5. Feeling Competent and Recognized

Universally, at any level, people want to feel that their work is noticed and appreciated, and that when they perform very well, they receive recognition. This will sustain their desire to continue to perform at a high level.

Therefore, the final component of engagement in the study assessed how much frontline employees feel competent and recognized at work. “Improving this component is likely the largest contributor to the increase in retention that high performing plants experience,” emphasized Fisher.

The study reviewed the four parts of the employee lifecycle – onboarding, on-the-job training, knowledge sharing, and career progression. Prior to deploying the Redzone Connected Workforce Solution, the typical route taken by new hires included watching a quick safety orientation video then shadowing a veteran employee. The baseline assessment also showed that many employees lacked clear, direct instructions and were hesitant to ask questions, resulting in mistakes. The problem tends to continue with a lack visibility into a career-path so, employees disengage and/or quit.

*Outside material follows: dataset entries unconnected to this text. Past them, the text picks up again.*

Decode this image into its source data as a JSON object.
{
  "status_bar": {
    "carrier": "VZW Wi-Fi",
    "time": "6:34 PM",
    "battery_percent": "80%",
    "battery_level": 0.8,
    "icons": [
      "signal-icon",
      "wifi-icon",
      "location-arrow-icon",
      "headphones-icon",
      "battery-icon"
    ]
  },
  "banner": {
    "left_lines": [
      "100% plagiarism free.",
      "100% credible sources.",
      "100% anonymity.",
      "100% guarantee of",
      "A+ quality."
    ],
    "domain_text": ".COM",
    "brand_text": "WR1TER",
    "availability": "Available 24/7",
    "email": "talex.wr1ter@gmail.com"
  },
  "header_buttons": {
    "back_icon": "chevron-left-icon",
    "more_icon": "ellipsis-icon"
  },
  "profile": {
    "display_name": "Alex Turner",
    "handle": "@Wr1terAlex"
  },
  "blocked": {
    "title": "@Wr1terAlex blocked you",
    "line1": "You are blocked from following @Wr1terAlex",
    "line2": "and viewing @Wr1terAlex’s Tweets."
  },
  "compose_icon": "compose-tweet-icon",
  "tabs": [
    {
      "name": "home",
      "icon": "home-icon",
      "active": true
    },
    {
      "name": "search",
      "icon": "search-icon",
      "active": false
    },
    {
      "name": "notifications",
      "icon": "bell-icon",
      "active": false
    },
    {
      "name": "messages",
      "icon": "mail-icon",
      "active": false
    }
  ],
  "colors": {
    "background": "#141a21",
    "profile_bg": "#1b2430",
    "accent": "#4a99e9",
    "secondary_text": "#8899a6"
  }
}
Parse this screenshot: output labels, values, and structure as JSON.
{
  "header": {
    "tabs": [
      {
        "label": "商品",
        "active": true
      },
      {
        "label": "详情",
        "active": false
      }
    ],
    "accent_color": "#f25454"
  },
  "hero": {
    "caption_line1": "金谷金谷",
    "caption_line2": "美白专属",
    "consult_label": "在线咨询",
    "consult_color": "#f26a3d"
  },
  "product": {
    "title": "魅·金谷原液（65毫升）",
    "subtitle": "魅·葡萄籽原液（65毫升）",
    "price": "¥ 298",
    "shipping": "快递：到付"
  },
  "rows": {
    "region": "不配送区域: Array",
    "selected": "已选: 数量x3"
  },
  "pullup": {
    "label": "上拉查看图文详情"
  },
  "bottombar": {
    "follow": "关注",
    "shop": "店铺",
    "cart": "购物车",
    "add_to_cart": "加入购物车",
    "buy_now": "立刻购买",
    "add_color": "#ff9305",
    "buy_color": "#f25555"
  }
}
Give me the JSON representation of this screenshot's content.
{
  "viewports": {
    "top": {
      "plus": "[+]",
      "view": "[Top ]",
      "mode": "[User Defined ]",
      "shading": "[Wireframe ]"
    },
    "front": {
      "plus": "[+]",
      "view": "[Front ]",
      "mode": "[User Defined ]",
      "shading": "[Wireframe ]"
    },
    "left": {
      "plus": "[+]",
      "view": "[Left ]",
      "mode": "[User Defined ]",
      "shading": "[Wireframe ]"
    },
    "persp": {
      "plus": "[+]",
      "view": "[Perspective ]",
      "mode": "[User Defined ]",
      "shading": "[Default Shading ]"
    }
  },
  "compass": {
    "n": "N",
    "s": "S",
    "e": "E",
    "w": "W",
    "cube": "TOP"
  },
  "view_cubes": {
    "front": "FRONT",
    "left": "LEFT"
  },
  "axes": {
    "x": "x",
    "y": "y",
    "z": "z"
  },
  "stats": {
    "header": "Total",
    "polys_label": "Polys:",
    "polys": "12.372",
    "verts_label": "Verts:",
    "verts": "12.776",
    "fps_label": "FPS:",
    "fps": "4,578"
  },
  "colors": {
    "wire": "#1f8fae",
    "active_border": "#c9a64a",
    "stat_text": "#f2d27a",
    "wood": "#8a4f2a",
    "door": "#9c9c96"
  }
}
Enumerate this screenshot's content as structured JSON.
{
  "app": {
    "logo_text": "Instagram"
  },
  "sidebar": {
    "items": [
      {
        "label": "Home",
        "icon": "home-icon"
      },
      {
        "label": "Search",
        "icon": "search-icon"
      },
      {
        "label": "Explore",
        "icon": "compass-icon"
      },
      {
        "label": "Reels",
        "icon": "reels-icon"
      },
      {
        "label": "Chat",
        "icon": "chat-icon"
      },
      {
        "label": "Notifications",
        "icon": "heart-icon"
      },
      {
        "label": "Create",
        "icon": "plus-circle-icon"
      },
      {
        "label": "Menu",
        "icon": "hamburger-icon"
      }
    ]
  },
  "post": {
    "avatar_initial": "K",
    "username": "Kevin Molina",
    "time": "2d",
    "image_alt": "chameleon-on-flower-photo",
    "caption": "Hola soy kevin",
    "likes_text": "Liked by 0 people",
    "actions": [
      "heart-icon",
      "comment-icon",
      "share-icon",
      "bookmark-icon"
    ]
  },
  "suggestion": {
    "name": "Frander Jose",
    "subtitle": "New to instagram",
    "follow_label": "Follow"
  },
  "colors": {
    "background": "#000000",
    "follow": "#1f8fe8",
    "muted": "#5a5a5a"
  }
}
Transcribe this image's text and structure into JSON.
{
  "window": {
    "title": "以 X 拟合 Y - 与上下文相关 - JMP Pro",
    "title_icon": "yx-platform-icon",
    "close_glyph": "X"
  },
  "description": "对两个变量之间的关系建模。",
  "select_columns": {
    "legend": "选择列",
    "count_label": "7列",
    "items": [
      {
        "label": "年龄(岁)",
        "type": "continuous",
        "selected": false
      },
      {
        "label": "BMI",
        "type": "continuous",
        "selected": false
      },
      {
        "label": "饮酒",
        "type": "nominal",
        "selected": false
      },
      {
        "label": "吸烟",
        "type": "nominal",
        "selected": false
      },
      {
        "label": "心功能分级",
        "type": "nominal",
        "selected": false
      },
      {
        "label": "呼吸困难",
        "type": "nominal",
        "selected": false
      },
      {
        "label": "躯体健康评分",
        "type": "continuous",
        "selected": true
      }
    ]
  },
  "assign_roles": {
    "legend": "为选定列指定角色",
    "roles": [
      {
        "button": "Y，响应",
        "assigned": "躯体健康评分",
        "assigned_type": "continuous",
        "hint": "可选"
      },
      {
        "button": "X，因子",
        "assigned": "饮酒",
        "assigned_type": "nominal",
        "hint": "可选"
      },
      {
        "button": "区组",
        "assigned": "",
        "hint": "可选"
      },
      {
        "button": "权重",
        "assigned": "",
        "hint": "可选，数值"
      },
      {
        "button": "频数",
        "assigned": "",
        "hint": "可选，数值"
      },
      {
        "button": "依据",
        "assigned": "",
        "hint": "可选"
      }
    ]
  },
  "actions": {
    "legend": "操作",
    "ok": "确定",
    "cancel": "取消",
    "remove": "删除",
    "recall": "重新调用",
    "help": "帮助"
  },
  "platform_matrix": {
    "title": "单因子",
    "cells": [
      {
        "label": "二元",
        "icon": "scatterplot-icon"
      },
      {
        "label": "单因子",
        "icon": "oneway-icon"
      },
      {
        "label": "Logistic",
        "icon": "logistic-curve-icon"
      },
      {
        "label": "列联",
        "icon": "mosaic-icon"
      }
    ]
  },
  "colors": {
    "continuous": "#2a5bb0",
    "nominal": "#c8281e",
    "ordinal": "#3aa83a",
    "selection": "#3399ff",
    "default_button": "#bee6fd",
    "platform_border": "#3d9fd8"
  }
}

The employee experience changed dramatically after deploying the Redzone Connected Workforce Solution. “Their skills and performance were noticed by peers and plant leadership alike; so, employees received regular recognition and ultimately achieve new skills or promotions,” Fisher relates.

Overall Results

The study concluded with all 50 plants exhibiting a positive change in engagement. The overall increase in engagement scores was 74%, with plants ranging from +47% to +170%. The engagement characteristic that demonstrated the most significant change was ownership of performance​ which increased by 112%, with scores ranging from 25% to 200%.

Additionally, the 50 factories in the study experienced a 32% reduction in employee turnover while simultaneously, the broader manufacturing industry saw turnover worsen by 50%.

Plants in the study had a baseline overall equipment effectiveness (OEE) of 50% and after 90 days, increased to 62.8%. This increase in OEE equals a 26% increase in productivity (e.g. cases produced per hour). Each plant in the study showed a positive increase in OEE. These results are similar to the broader Redzone community’s productivity increase from the most recent benchmark report which saw an average 22% productivity uplift across 700 plants.

Fisher concludes, “What is clearly established in our 2022 Frontline Workforce Engagement Study is that all 50 plants experienced increases in productivity, engagement, and retention over time – creating a virtuous cycle that strengthens with each full revolution.”

Download​ your complimentary copy of the Redzone 2022 Frontline Workforce Engagement Study.

More content from QAD Redzone

Related resources from QAD Redzone